» **Dataset entries**

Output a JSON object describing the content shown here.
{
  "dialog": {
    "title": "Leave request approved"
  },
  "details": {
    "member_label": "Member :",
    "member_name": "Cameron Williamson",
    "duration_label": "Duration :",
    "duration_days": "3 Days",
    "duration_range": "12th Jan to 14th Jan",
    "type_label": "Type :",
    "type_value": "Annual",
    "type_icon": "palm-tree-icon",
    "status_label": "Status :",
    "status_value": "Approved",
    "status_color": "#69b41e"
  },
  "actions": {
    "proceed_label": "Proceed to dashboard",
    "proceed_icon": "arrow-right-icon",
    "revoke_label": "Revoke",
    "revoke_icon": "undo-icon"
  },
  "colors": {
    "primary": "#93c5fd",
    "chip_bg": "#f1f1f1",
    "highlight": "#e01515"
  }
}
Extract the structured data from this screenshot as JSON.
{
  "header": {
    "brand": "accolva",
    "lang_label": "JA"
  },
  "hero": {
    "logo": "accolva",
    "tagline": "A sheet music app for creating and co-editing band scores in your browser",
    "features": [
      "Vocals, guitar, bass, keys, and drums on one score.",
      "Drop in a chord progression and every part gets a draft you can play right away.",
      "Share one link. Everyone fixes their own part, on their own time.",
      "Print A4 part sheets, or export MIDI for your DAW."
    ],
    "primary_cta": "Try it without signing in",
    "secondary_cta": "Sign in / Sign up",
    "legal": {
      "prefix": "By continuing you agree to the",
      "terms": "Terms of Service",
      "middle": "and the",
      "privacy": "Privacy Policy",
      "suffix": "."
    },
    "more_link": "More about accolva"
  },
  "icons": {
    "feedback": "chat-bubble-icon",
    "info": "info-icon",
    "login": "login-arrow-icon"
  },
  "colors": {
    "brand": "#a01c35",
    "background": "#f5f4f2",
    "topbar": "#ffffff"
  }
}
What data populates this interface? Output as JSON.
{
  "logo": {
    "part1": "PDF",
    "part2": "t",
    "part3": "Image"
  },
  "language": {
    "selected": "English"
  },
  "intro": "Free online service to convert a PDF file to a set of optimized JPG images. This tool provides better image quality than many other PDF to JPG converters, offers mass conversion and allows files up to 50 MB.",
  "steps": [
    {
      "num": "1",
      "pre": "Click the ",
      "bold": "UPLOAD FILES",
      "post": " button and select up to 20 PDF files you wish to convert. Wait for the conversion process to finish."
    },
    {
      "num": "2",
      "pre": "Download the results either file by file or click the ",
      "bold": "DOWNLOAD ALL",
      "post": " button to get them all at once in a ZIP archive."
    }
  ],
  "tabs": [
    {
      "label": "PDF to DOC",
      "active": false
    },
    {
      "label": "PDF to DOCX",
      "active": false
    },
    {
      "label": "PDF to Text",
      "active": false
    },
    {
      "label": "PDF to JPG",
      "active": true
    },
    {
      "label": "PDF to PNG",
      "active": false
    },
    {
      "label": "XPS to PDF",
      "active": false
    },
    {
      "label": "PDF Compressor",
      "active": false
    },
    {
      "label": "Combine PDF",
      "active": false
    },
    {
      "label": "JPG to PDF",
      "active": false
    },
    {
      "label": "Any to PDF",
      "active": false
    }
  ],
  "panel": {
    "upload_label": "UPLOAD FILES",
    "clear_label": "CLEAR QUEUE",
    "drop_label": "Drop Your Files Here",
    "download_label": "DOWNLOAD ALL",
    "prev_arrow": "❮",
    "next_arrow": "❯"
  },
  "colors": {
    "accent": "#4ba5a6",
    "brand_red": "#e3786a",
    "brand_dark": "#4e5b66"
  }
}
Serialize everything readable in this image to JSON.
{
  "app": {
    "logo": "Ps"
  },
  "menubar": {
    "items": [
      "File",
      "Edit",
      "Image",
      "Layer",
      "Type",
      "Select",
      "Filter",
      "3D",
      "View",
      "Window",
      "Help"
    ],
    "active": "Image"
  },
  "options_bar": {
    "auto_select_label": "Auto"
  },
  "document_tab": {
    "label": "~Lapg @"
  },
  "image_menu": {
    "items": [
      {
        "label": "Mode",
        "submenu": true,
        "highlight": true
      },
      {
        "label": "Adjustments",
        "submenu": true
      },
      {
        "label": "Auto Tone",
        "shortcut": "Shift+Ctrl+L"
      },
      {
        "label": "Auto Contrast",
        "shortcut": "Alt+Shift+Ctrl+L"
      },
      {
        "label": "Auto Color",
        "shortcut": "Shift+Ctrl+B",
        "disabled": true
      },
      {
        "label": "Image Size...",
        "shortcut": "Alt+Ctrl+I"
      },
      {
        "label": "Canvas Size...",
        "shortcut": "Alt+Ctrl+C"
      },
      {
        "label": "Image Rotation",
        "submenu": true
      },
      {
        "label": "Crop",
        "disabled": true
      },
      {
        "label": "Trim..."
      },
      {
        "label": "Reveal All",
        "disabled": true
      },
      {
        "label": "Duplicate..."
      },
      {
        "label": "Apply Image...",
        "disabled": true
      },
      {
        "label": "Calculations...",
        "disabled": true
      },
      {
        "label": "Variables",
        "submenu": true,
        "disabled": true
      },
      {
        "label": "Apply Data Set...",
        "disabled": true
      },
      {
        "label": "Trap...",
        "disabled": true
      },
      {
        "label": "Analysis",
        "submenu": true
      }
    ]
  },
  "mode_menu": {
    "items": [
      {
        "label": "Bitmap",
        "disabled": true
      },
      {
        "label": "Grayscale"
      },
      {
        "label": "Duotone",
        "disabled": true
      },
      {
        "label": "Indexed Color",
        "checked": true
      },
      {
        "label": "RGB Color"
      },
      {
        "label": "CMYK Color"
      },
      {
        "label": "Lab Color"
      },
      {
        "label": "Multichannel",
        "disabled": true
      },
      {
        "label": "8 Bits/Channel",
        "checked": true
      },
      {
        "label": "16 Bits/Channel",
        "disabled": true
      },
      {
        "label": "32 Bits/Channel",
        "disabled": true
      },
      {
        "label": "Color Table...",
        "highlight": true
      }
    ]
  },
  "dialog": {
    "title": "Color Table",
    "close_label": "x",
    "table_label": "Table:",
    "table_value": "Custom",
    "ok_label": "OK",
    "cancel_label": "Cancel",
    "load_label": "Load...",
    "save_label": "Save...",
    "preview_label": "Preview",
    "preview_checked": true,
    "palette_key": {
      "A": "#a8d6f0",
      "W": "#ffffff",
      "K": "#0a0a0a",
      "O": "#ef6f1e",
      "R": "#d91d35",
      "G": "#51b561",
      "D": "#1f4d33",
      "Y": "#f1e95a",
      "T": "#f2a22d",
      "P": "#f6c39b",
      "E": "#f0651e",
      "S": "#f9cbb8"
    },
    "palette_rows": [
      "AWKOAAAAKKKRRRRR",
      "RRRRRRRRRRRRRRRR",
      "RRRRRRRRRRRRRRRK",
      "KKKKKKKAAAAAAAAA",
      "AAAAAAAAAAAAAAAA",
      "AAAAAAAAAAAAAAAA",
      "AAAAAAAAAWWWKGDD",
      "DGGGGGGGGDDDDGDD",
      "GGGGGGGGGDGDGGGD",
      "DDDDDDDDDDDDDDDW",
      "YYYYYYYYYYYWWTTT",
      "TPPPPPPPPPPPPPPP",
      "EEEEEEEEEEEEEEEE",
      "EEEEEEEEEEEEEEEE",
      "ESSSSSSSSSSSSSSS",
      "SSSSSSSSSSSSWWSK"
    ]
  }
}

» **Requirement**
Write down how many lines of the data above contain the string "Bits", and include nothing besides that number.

» **Solution to this exercise**
3